Of course, military use has not faded. According to firsthand reports posted on the Duct Tape Guys' colossal duct tape-devoted Web site, armed forces worldwide use "ordinance tape" and "gun tape" (simple duck tape with more manly monikers) for such things as securing fuse wires to missiles, arresting leaks in submarine hulls, repairing parachute lines, preventing boot blisters, protecting helicopter blades from sand, and binding haughty midshipmen to air compressors. The Duct Tape Guys have also assembled ample photographic evidence of a new educational motivator known as "Principal Wall Taping," which rewards students for academic successes with lengths of duct tape; the duct tape is then used at the end of the year to encase the school's director and affix him to a wall or ceiling. The trend has become so widespread that the Duct Tape Guys have posted judicious warnings and instructions to prevent asphyxiation and dehydration, along with a testimonial from a physics teacher who had to be rescued by paramedics after passing out while stuck to the wall of his classroom. Happily, there is a lighter, brighter side to duct tape.

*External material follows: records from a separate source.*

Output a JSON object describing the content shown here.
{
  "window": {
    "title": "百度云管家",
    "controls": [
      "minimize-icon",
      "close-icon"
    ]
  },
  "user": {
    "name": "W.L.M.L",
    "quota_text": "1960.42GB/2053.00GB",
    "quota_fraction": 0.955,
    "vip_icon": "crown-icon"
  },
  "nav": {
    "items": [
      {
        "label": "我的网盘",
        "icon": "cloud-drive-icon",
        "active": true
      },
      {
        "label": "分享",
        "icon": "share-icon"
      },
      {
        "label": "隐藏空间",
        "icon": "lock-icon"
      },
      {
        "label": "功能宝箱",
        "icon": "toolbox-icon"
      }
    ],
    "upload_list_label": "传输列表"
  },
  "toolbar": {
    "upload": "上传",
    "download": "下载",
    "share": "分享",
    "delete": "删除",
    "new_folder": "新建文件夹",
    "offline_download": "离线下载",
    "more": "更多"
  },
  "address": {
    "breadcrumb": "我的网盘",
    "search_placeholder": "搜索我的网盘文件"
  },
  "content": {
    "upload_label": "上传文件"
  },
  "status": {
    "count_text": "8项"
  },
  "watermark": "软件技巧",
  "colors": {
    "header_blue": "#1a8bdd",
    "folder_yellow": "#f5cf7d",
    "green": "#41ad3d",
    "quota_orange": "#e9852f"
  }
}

It has become an artistic medium.
Over the last decade, hundreds of artists around the world -- most notably Canada's Todd Scott, Nevada City's Emilie Autumn, and, recently, Sacramento's Katie McFarlin -- have transformed duct tape into palette, canvas, cloth, and clay, creating unbelievable sculptures, pictures, furniture, and formal wear with the water-resistant durability of heating ducts. Delighted by the unanticipated new market, Manco, manufacturer of Duck Tape brand tape, has released its product in a rainbow of hues, offering variety, as well as cash prizes, to duct-tape art-car creators and rebellious high-school-prom fashion designers. Even Manhattan's Parsons School of Designhas fallen for the plebeian appeal of the rediscovered material, devoting its 2001 senior fashion show to Duck Tape.
Marc Horowitz and Jon Brumitdon't really care about all that.
"We thought about 10 people would show up and we would just sit around and barbecue," says Horowitz, co-curator of the bustling first annual Duct Tape Festivalat 21 Grand.
So what was the motivation?
"Well, duct tape is just really great stuff, don't you think?" says Horowitz, recalling a wedding where an overlarge pair of pants had to be taped to his waist for lack of a belt.
"I'm a hairy bastard," says Horowitz with characteristic freewheeling enthusiasm, "so it really, really hurt, but it worked!"
For the most part, the artwork at the Duct Tape Festival is terrible. And one suspects that Horowitz and Brumit, the same duo who created the Lombard Street "Bring Your Own Big Wheel Race," may have had a hand in most of the creations -- two Dixie cups taped together for lovers, a pink porcelain bull with an obviously repaired horn, a Nativity scene honoring duct tape as Jesus. (In Finland and Sweden, "Jesus Tape" is, in fact, a common epithet.) But there are a few exceptions: Niffer Desmond's mixed-media book covers, Roman's shimmering gladiator helmet and small purses, and Sarah Wagner's 1960s dress, shoes, and pillbox hat ensemble, inlaid with small cowboy-and-Indian dioramas. But the delight of the festival is not in the represented artists as much as it is in the enthusiasm of the guests.
"Duct tape, how do I love thee?" muses Garth Treagaras two women walk by in duct-tape halter tops. "Let me count the ways."
At a long table littered with magazines, junk, and duct tape, where everyone is invited to make his own piece of duct tape art, Jason Noutlisquietly admits to duct-taping diapers onto his baby when his wife's away.
"It's so much faster than pins," Noutlis explains before his wife returns with drinks. "I use duct tape for everything. My wife laughs at me. As if duct tape wasn't a perfectly valid method of repair."